— Goal of the exercise —
In the copy, include no images. Reproduce the entries exactly.

Entries from a dataset of interfaces:
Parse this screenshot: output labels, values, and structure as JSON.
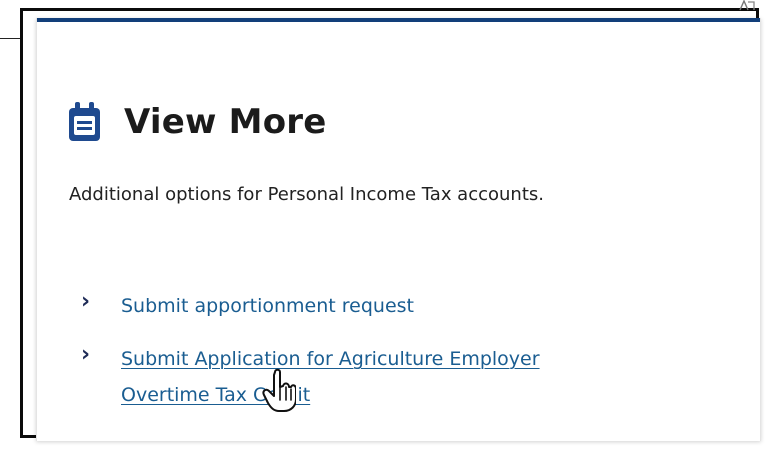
{
  "card": {
    "title": "View More",
    "description": "Additional options for Personal Income Tax accounts."
  },
  "links": [
    {
      "label": "Submit apportionment request"
    },
    {
      "label_line_1": "Submit Application for Agriculture Employer",
      "label_line_2": "Overtime Tax Credit"
    }
  ],
  "icons": {
    "title_icon": "calendar-icon",
    "link_icon": "chevron-right-icon",
    "cursor_icon": "hand-pointer-icon",
    "corner_icon": "partial-window-icon"
  },
  "colors": {
    "accent_bar": "#123f7a",
    "link": "#1a5d91",
    "icon": "#1f4a8f",
    "title": "#1b1b1b"
  }
}
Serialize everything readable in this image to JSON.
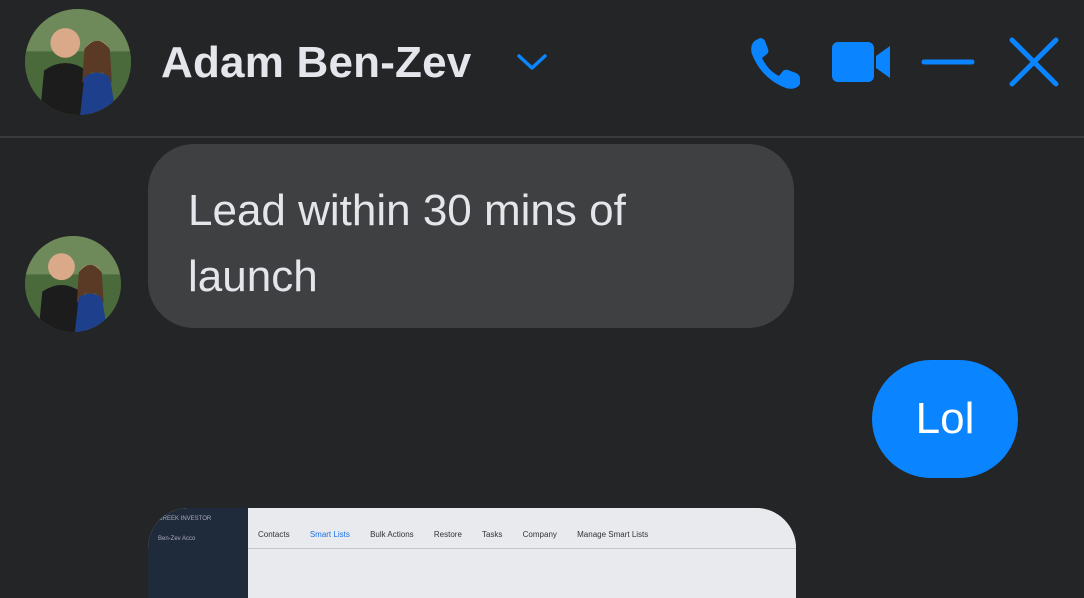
{
  "header": {
    "contact_name": "Adam Ben-Zev",
    "avatar_alt": "Profile photo of two people",
    "icons": {
      "chevron": "chevron-down-icon",
      "phone": "phone-icon",
      "video": "video-camera-icon",
      "minimize": "minimize-icon",
      "close": "close-icon"
    },
    "accent_color": "#0a84ff"
  },
  "messages": [
    {
      "direction": "incoming",
      "text": "Lead within 30 mins of launch"
    },
    {
      "direction": "outgoing",
      "text": "Lol"
    },
    {
      "direction": "incoming",
      "type": "image"
    }
  ],
  "attachment_preview": {
    "sidebar_title": "GREEK INVESTOR",
    "sidebar_item": "Ben-Zev Acco",
    "tabs": [
      "Contacts",
      "Smart Lists",
      "Bulk Actions",
      "Restore",
      "Tasks",
      "Company",
      "Manage Smart Lists"
    ]
  },
  "colors": {
    "background": "#242526",
    "incoming_bubble": "#3e4042",
    "outgoing_bubble": "#0a84ff"
  }
}
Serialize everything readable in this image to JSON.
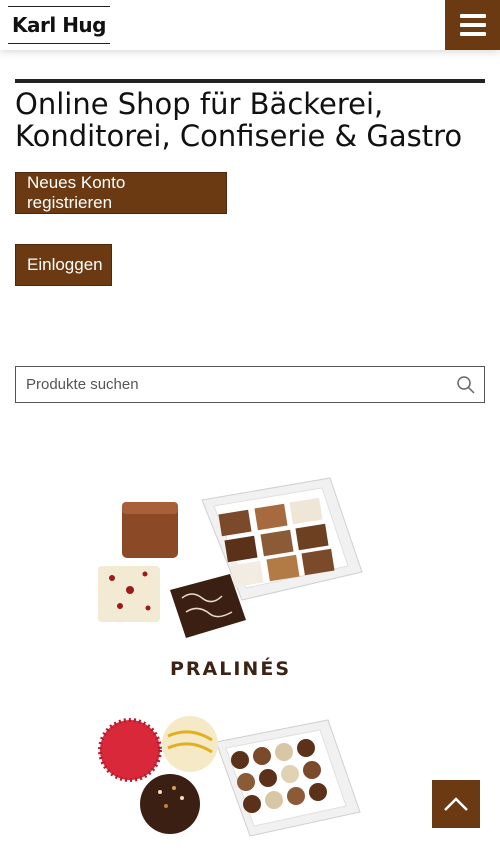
{
  "header": {
    "logo_text": "Karl Hug",
    "menu_icon": "hamburger-icon"
  },
  "main": {
    "title": "Online Shop für Bäckerei, Konditorei, Confiserie & Gastro",
    "register_label": "Neues Konto registrieren",
    "login_label": "Einloggen"
  },
  "search": {
    "placeholder": "Produkte suchen",
    "icon": "search-icon"
  },
  "categories": [
    {
      "label": "PRALINÉS"
    },
    {
      "label": ""
    }
  ],
  "scroll_top_icon": "chevron-up-icon",
  "colors": {
    "brand": "#6b3a12",
    "text": "#111111"
  }
}
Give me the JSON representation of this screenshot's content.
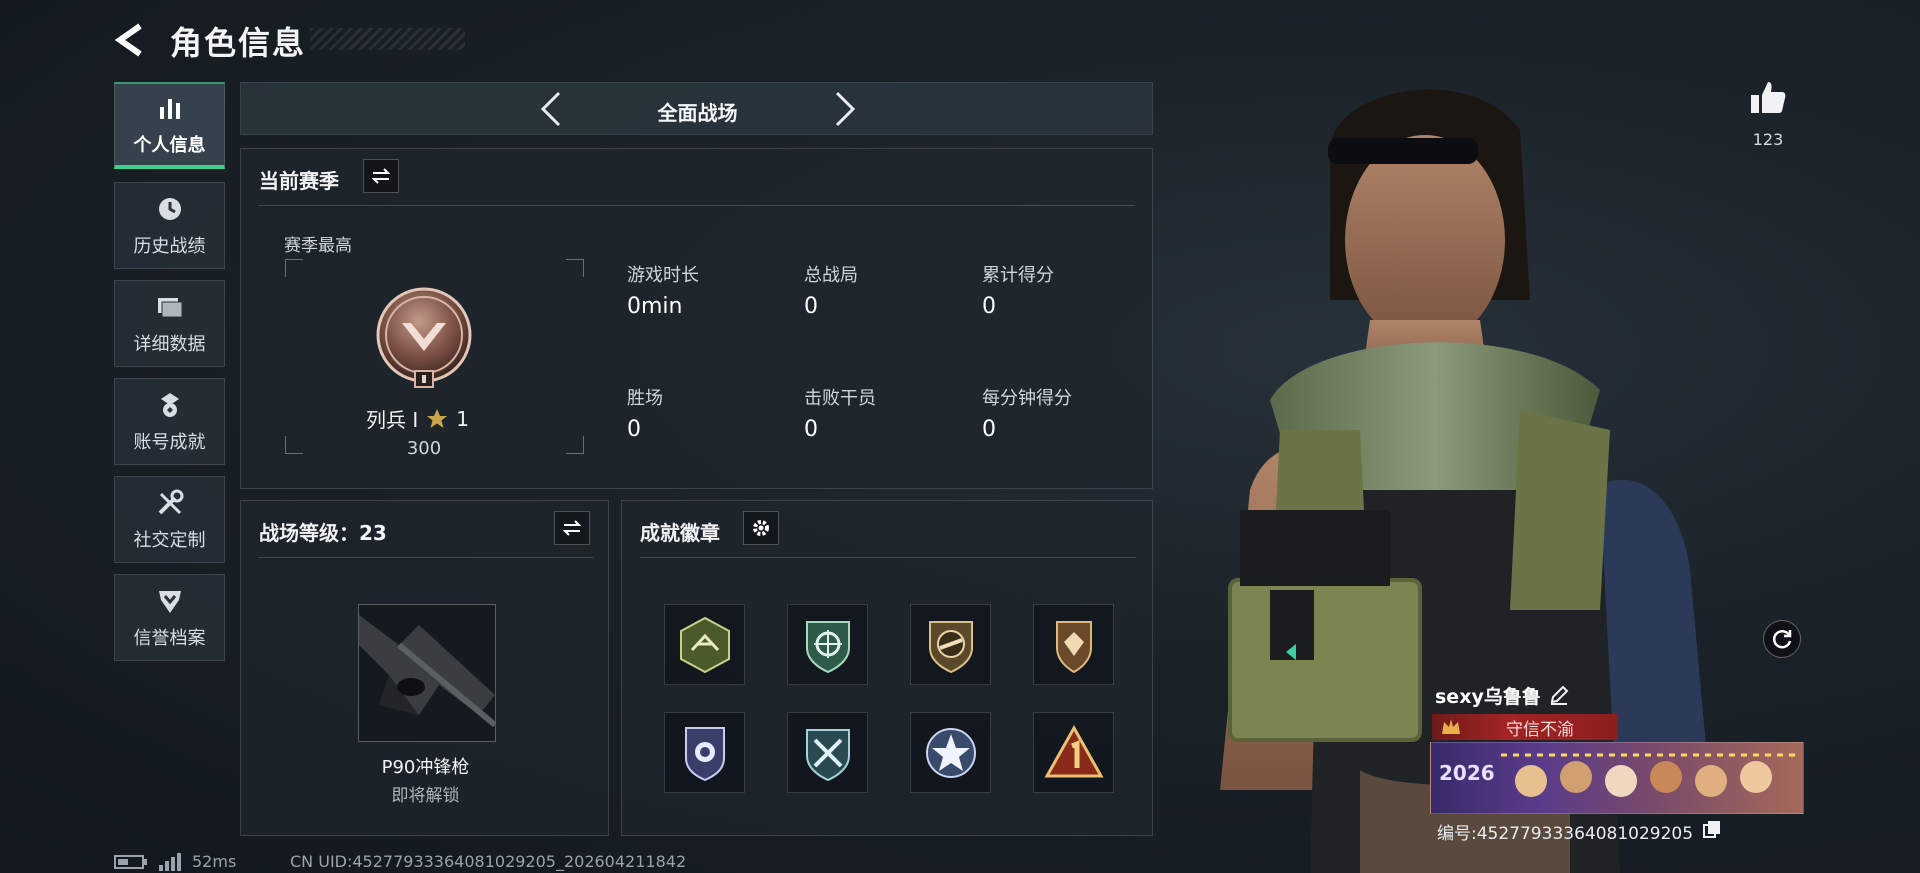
{
  "header": {
    "title": "角色信息"
  },
  "sidebar": {
    "items": [
      {
        "label": "个人信息",
        "icon": "bar-chart-icon",
        "active": true
      },
      {
        "label": "历史战绩",
        "icon": "clock-icon",
        "active": false
      },
      {
        "label": "详细数据",
        "icon": "folder-icon",
        "active": false
      },
      {
        "label": "账号成就",
        "icon": "medal-icon",
        "active": false
      },
      {
        "label": "社交定制",
        "icon": "tools-icon",
        "active": false
      },
      {
        "label": "信誉档案",
        "icon": "shield-chevron-icon",
        "active": false
      }
    ]
  },
  "mode": {
    "label": "全面战场"
  },
  "season": {
    "title": "当前赛季",
    "best_label": "赛季最高",
    "rank_name": "列兵 I",
    "rank_stars": "1",
    "rank_points": "300",
    "stats": [
      {
        "label": "游戏时长",
        "value": "0min"
      },
      {
        "label": "总战局",
        "value": "0"
      },
      {
        "label": "累计得分",
        "value": "0"
      },
      {
        "label": "胜场",
        "value": "0"
      },
      {
        "label": "击败干员",
        "value": "0"
      },
      {
        "label": "每分钟得分",
        "value": "0"
      }
    ]
  },
  "battlefield_level": {
    "title": "战场等级：23",
    "weapon_name": "P90冲锋枪",
    "weapon_status": "即将解锁"
  },
  "achievements": {
    "title": "成就徽章",
    "badges": [
      "hexagon-wasp-badge",
      "shield-crosshair-badge",
      "circle-rifle-badge",
      "shield-gem-badge",
      "police-badge",
      "shield-swords-badge",
      "star-emblem-badge",
      "triangle-number-one-badge"
    ]
  },
  "profile": {
    "likes": "123",
    "player_name": "sexy乌鲁鲁",
    "honor_title": "守信不渝",
    "player_id": "编号:4527793336408102​9205",
    "card_year": "2026"
  },
  "status": {
    "ping": "52ms",
    "uid": "CN UID:4527793336408102​9205_202604211842"
  },
  "colors": {
    "accent": "#3ecf8e",
    "honor_red": "#a32424",
    "panel_bg": "#1e262d"
  }
}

— Task result —
Parse this screenshot: output labels, values, and structure as JSON.
{
  "card": {
    "title": "View More",
    "description": "Additional options for Personal Income Tax accounts."
  },
  "links": [
    {
      "label": "Submit apportionment request"
    },
    {
      "label_line_1": "Submit Application for Agriculture Employer",
      "label_line_2": "Overtime Tax Credit"
    }
  ],
  "icons": {
    "title_icon": "calendar-icon",
    "link_icon": "chevron-right-icon",
    "cursor_icon": "hand-pointer-icon",
    "corner_icon": "partial-window-icon"
  },
  "colors": {
    "accent_bar": "#123f7a",
    "link": "#1a5d91",
    "icon": "#1f4a8f",
    "title": "#1b1b1b"
  }
}
Serialize everything readable in this image to JSON.
{
  "header": {
    "contact_name": "Adam Ben-Zev",
    "avatar_alt": "Profile photo of two people",
    "icons": {
      "chevron": "chevron-down-icon",
      "phone": "phone-icon",
      "video": "video-camera-icon",
      "minimize": "minimize-icon",
      "close": "close-icon"
    },
    "accent_color": "#0a84ff"
  },
  "messages": [
    {
      "direction": "incoming",
      "text": "Lead within 30 mins of launch"
    },
    {
      "direction": "outgoing",
      "text": "Lol"
    },
    {
      "direction": "incoming",
      "type": "image"
    }
  ],
  "attachment_preview": {
    "sidebar_title": "GREEK INVESTOR",
    "sidebar_item": "Ben-Zev Acco",
    "tabs": [
      "Contacts",
      "Smart Lists",
      "Bulk Actions",
      "Restore",
      "Tasks",
      "Company",
      "Manage Smart Lists"
    ]
  },
  "colors": {
    "background": "#242526",
    "incoming_bubble": "#3e4042",
    "outgoing_bubble": "#0a84ff"
  }
}
Serialize everything readable in this image to JSON.
{
  "header": {
    "logo_text": "Karl Hug",
    "menu_icon": "hamburger-icon"
  },
  "main": {
    "title": "Online Shop für Bäckerei, Konditorei, Confiserie & Gastro",
    "register_label": "Neues Konto registrieren",
    "login_label": "Einloggen"
  },
  "search": {
    "placeholder": "Produkte suchen",
    "icon": "search-icon"
  },
  "categories": [
    {
      "label": "PRALINÉS"
    },
    {
      "label": ""
    }
  ],
  "scroll_top_icon": "chevron-up-icon",
  "colors": {
    "brand": "#6b3a12",
    "text": "#111111"
  }
}
Give me the JSON representation of this screenshot's content.
{
  "header": {
    "title": "角色信息"
  },
  "sidebar": {
    "items": [
      {
        "label": "个人信息",
        "icon": "bar-chart-icon",
        "active": true
      },
      {
        "label": "历史战绩",
        "icon": "clock-icon",
        "active": false
      },
      {
        "label": "详细数据",
        "icon": "folder-icon",
        "active": false
      },
      {
        "label": "账号成就",
        "icon": "medal-icon",
        "active": false
      },
      {
        "label": "社交定制",
        "icon": "tools-icon",
        "active": false
      },
      {
        "label": "信誉档案",
        "icon": "shield-chevron-icon",
        "active": false
      }
    ]
  },
  "mode": {
    "label": "全面战场"
  },
  "season": {
    "title": "当前赛季",
    "best_label": "赛季最高",
    "rank_name": "列兵 I",
    "rank_stars": "1",
    "rank_points": "300",
    "stats": [
      {
        "label": "游戏时长",
        "value": "0min"
      },
      {
        "label": "总战局",
        "value": "0"
      },
      {
        "label": "累计得分",
        "value": "0"
      },
      {
        "label": "胜场",
        "value": "0"
      },
      {
        "label": "击败干员",
        "value": "0"
      },
      {
        "label": "每分钟得分",
        "value": "0"
      }
    ]
  },
  "battlefield_level": {
    "title": "战场等级：23",
    "weapon_name": "P90冲锋枪",
    "weapon_status": "即将解锁"
  },
  "achievements": {
    "title": "成就徽章",
    "badges": [
      "hexagon-wasp-badge",
      "shield-crosshair-badge",
      "circle-rifle-badge",
      "shield-gem-badge",
      "police-badge",
      "shield-swords-badge",
      "star-emblem-badge",
      "triangle-number-one-badge"
    ]
  },
  "profile": {
    "likes": "123",
    "player_name": "sexy乌鲁鲁",
    "honor_title": "守信不渝",
    "player_id": "编号:4527793336408102​9205",
    "card_year": "2026"
  },
  "status": {
    "ping": "52ms",
    "uid": "CN UID:4527793336408102​9205_202604211842"
  },
  "colors": {
    "accent": "#3ecf8e",
    "honor_red": "#a32424",
    "panel_bg": "#1e262d"
  }
}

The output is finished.